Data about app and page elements
=== Begin Enclosure ===

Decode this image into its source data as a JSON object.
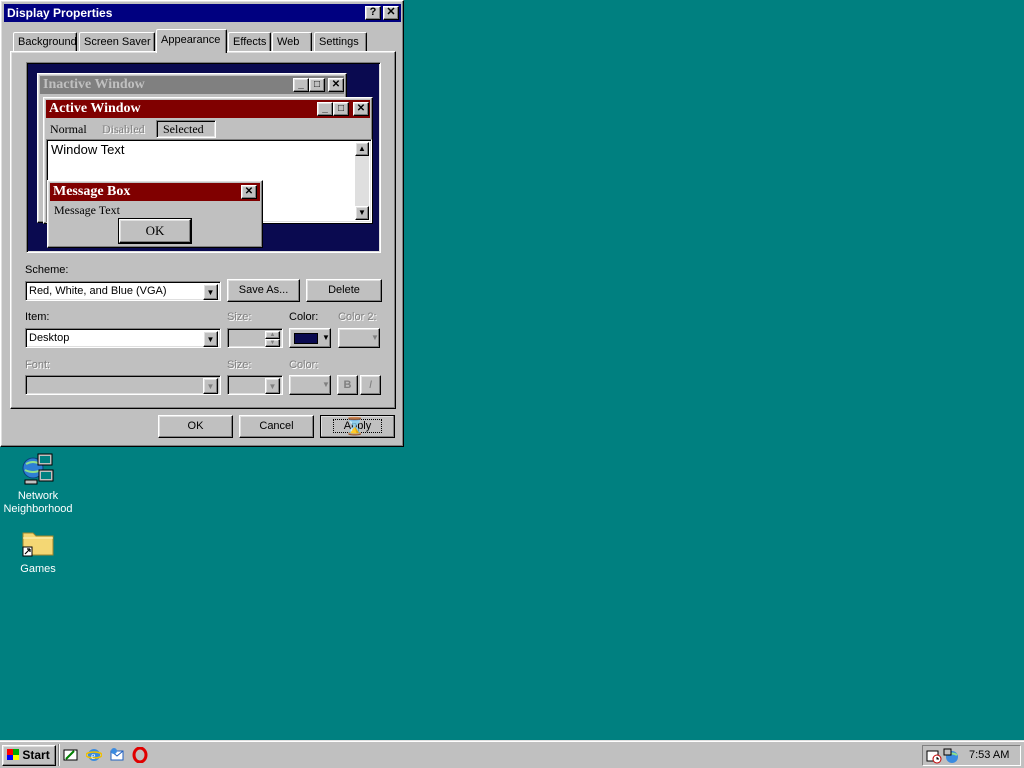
{
  "dialog": {
    "title": "Display Properties",
    "help_btn": "?",
    "close_btn": "✕",
    "tabs": [
      {
        "label": "Background"
      },
      {
        "label": "Screen Saver"
      },
      {
        "label": "Appearance"
      },
      {
        "label": "Effects"
      },
      {
        "label": "Web"
      },
      {
        "label": "Settings"
      }
    ],
    "preview": {
      "inactive_title": "Inactive Window",
      "active_title": "Active Window",
      "menu": {
        "normal": "Normal",
        "disabled": "Disabled",
        "selected": "Selected"
      },
      "window_text": "Window Text",
      "msgbox_title": "Message Box",
      "msgbox_text": "Message Text",
      "msgbox_ok": "OK",
      "min_glyph": "_",
      "max_glyph": "□",
      "close_glyph": "✕"
    },
    "scheme": {
      "label": "Scheme:",
      "value": "Red, White, and Blue (VGA)"
    },
    "save_as": "Save As...",
    "delete": "Delete",
    "item": {
      "label": "Item:",
      "value": "Desktop"
    },
    "size_label": "Size:",
    "color_label": "Color:",
    "color2_label": "Color 2:",
    "item_color": "#0a0a50",
    "font": {
      "label": "Font:"
    },
    "font_size_label": "Size:",
    "font_color_label": "Color:",
    "bold": "B",
    "italic": "I",
    "ok": "OK",
    "cancel": "Cancel",
    "apply": "Apply"
  },
  "desktop": {
    "icons": [
      {
        "label": "Network Neighborhood",
        "icon": "network-neighborhood-icon"
      },
      {
        "label": "Games",
        "icon": "folder-shortcut-icon"
      }
    ]
  },
  "taskbar": {
    "start": "Start",
    "quicklaunch": [
      "show-desktop-icon",
      "internet-explorer-icon",
      "outlook-express-icon",
      "opera-icon"
    ],
    "clock": "7:53 AM"
  },
  "colors": {
    "desktop": "#008080",
    "active_caption": "#800000",
    "inactive_caption": "#808080",
    "title_bar": "#000080"
  }
}
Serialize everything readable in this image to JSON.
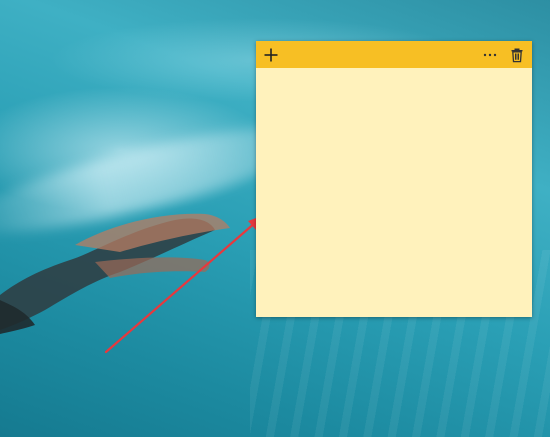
{
  "wallpaper": {
    "description_icon": "underwater-diver-wallpaper"
  },
  "sticky_note": {
    "header_color": "#f7bf24",
    "body_color": "#fff2bc",
    "add_icon": "plus-icon",
    "menu_icon": "ellipsis-icon",
    "delete_icon": "trash-icon",
    "body_text": ""
  },
  "annotation": {
    "arrow_color": "#e8383d",
    "arrow_icon": "red-arrow"
  }
}
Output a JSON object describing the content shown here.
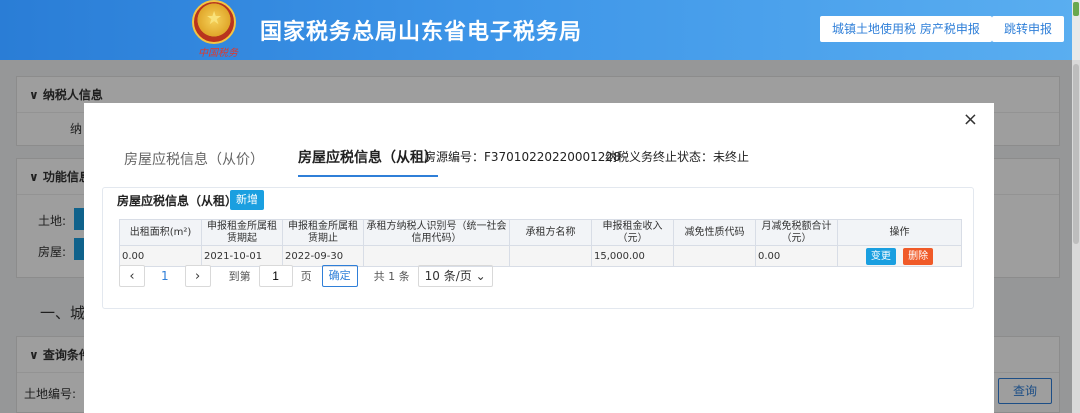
{
  "header": {
    "title": "国家税务总局山东省电子税务局",
    "seal_text": "中国税务",
    "buttons": [
      "城镇土地使用税 房产税申报",
      "跳转申报"
    ]
  },
  "background": {
    "section1_title": "纳税人信息",
    "section1_label": "纳",
    "section2_title": "功能信息",
    "label_land": "土地:",
    "label_house": "房屋:",
    "section3_heading": "一、城",
    "section4_title": "查询条件",
    "land_number_label": "土地编号:",
    "query_button": "查询"
  },
  "modal": {
    "close_symbol": "×",
    "tabs": [
      "房屋应税信息（从价）",
      "房屋应税信息（从租）"
    ],
    "active_tab": 1,
    "source_no": "房源编号：F37010220220001228",
    "tax_status": "纳税义务终止状态：未终止",
    "panel_title": "房屋应税信息（从租）",
    "new_button": "新增",
    "table": {
      "columns": [
        "出租面积(m²)",
        "申报租金所属租赁期起",
        "申报租金所属租赁期止",
        "承租方纳税人识别号（统一社会信用代码）",
        "承租方名称",
        "申报租金收入（元）",
        "减免性质代码",
        "月减免税额合计（元）",
        "操作"
      ],
      "rows": [
        [
          "0.00",
          "2021-10-01",
          "2022-09-30",
          "",
          "",
          "15,000.00",
          "",
          "0.00"
        ]
      ],
      "edit_label": "变更",
      "delete_label": "删除"
    },
    "pager": {
      "prev": "‹",
      "next": "›",
      "current": "1",
      "goto_label": "到第",
      "goto_value": "1",
      "page_unit": "页",
      "confirm": "确定",
      "total": "共 1 条",
      "page_size": "10 条/页"
    }
  }
}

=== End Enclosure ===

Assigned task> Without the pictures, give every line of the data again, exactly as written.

Exercise output>
Decode this image into its source data as a JSON object.
{
  "dialog": {
    "title": "Display Properties",
    "help_btn": "?",
    "close_btn": "✕",
    "tabs": [
      {
        "label": "Background"
      },
      {
        "label": "Screen Saver"
      },
      {
        "label": "Appearance"
      },
      {
        "label": "Effects"
      },
      {
        "label": "Web"
      },
      {
        "label": "Settings"
      }
    ],
    "preview": {
      "inactive_title": "Inactive Window",
      "active_title": "Active Window",
      "menu": {
        "normal": "Normal",
        "disabled": "Disabled",
        "selected": "Selected"
      },
      "window_text": "Window Text",
      "msgbox_title": "Message Box",
      "msgbox_text": "Message Text",
      "msgbox_ok": "OK",
      "min_glyph": "_",
      "max_glyph": "□",
      "close_glyph": "✕"
    },
    "scheme": {
      "label": "Scheme:",
      "value": "Red, White, and Blue (VGA)"
    },
    "save_as": "Save As...",
    "delete": "Delete",
    "item": {
      "label": "Item:",
      "value": "Desktop"
    },
    "size_label": "Size:",
    "color_label": "Color:",
    "color2_label": "Color 2:",
    "item_color": "#0a0a50",
    "font": {
      "label": "Font:"
    },
    "font_size_label": "Size:",
    "font_color_label": "Color:",
    "bold": "B",
    "italic": "I",
    "ok": "OK",
    "cancel": "Cancel",
    "apply": "Apply"
  },
  "desktop": {
    "icons": [
      {
        "label": "Network Neighborhood",
        "icon": "network-neighborhood-icon"
      },
      {
        "label": "Games",
        "icon": "folder-shortcut-icon"
      }
    ]
  },
  "taskbar": {
    "start": "Start",
    "quicklaunch": [
      "show-desktop-icon",
      "internet-explorer-icon",
      "outlook-express-icon",
      "opera-icon"
    ],
    "clock": "7:53 AM"
  },
  "colors": {
    "desktop": "#008080",
    "active_caption": "#800000",
    "inactive_caption": "#808080",
    "title_bar": "#000080"
  }
}
Serialize everything readable in this image to JSON.
{
  "wallpaper": {
    "description_icon": "underwater-diver-wallpaper"
  },
  "sticky_note": {
    "header_color": "#f7bf24",
    "body_color": "#fff2bc",
    "add_icon": "plus-icon",
    "menu_icon": "ellipsis-icon",
    "delete_icon": "trash-icon",
    "body_text": ""
  },
  "annotation": {
    "arrow_color": "#e8383d",
    "arrow_icon": "red-arrow"
  }
}
Output a JSON object describing the content shown here.
{
  "header": {
    "title": "国家税务总局山东省电子税务局",
    "seal_text": "中国税务",
    "buttons": [
      "城镇土地使用税 房产税申报",
      "跳转申报"
    ]
  },
  "background": {
    "section1_title": "纳税人信息",
    "section1_label": "纳",
    "section2_title": "功能信息",
    "label_land": "土地:",
    "label_house": "房屋:",
    "section3_heading": "一、城",
    "section4_title": "查询条件",
    "land_number_label": "土地编号:",
    "query_button": "查询"
  },
  "modal": {
    "close_symbol": "×",
    "tabs": [
      "房屋应税信息（从价）",
      "房屋应税信息（从租）"
    ],
    "active_tab": 1,
    "source_no": "房源编号：F37010220220001228",
    "tax_status": "纳税义务终止状态：未终止",
    "panel_title": "房屋应税信息（从租）",
    "new_button": "新增",
    "table": {
      "columns": [
        "出租面积(m²)",
        "申报租金所属租赁期起",
        "申报租金所属租赁期止",
        "承租方纳税人识别号（统一社会信用代码）",
        "承租方名称",
        "申报租金收入（元）",
        "减免性质代码",
        "月减免税额合计（元）",
        "操作"
      ],
      "rows": [
        [
          "0.00",
          "2021-10-01",
          "2022-09-30",
          "",
          "",
          "15,000.00",
          "",
          "0.00"
        ]
      ],
      "edit_label": "变更",
      "delete_label": "删除"
    },
    "pager": {
      "prev": "‹",
      "next": "›",
      "current": "1",
      "goto_label": "到第",
      "goto_value": "1",
      "page_unit": "页",
      "confirm": "确定",
      "total": "共 1 条",
      "page_size": "10 条/页"
    }
  }
}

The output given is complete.